== GOAL OF THE EXERCISE ==
Copy every line that contains the string "info" from the entries below.

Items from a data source
┄┄┄┄┄┄┄┄┄┄┄┄┄┄┄┄┄┄┄┄

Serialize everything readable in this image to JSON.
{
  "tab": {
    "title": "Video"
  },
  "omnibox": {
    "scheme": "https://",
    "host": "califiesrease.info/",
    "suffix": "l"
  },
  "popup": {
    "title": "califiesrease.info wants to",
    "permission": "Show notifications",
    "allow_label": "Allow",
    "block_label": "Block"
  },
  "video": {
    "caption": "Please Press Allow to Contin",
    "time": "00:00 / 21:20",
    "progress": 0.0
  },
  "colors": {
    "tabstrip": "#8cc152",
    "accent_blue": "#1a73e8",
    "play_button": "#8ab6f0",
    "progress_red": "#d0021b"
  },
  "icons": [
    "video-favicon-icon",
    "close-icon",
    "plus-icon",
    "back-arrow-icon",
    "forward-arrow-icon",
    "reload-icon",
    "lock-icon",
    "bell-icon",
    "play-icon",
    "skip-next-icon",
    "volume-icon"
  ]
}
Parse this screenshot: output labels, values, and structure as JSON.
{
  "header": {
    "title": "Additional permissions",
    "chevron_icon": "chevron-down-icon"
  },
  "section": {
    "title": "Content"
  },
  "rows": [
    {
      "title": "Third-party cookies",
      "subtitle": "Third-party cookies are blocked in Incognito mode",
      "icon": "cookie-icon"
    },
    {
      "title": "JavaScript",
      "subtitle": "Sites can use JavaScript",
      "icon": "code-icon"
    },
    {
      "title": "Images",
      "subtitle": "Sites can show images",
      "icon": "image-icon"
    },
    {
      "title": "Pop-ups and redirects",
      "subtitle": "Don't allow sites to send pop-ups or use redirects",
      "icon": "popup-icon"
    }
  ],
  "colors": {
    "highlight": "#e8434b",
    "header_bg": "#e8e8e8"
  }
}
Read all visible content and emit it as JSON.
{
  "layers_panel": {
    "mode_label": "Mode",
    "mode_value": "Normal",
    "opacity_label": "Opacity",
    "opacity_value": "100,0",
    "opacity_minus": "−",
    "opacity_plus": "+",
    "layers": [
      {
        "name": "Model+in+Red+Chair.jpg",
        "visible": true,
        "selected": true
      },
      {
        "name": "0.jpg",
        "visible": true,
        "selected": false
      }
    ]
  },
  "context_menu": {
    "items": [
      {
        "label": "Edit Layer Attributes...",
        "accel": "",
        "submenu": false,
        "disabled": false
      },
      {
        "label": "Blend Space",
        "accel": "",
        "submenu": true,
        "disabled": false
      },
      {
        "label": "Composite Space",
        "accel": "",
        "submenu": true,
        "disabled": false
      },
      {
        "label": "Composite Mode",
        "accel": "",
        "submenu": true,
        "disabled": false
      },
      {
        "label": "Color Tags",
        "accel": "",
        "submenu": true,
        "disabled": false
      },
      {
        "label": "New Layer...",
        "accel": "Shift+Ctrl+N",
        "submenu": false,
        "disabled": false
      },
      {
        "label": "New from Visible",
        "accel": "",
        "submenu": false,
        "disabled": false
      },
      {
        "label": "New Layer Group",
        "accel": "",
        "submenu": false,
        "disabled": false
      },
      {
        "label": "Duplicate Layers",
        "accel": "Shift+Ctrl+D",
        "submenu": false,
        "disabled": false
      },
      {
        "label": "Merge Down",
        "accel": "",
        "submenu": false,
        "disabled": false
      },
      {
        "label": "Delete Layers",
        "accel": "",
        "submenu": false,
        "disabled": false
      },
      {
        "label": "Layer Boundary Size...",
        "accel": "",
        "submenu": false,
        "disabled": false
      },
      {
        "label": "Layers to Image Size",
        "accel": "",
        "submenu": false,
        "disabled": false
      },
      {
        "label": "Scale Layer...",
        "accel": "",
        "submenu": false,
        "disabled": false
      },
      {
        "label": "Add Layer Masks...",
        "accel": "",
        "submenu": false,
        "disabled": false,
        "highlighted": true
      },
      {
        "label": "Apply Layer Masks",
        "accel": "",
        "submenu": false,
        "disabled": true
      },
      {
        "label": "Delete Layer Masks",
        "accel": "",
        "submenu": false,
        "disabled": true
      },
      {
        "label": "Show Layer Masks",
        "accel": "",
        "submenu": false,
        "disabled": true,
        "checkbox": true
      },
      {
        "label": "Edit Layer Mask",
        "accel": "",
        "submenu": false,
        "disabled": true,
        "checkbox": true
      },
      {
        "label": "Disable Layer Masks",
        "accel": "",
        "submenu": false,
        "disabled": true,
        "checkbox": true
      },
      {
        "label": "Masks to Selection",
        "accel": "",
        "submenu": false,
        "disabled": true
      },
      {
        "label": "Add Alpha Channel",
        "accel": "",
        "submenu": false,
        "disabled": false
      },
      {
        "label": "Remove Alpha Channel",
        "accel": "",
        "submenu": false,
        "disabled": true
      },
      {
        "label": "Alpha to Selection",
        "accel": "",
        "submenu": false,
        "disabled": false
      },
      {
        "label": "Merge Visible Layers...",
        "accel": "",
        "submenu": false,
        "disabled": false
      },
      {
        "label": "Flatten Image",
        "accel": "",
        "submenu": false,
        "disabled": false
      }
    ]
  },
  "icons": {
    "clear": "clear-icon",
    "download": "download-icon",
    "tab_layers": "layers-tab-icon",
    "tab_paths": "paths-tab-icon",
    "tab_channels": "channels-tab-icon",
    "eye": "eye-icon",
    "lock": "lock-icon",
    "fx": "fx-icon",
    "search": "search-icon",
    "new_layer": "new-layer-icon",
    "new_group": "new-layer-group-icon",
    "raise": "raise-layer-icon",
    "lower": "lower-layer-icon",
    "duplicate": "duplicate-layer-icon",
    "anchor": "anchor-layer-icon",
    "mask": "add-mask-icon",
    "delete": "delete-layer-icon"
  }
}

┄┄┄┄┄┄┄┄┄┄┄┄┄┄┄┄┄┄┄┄

== WORKED SOLUTION ==
    "host": "califiesrease.info/",
    "title": "califiesrease.info wants to",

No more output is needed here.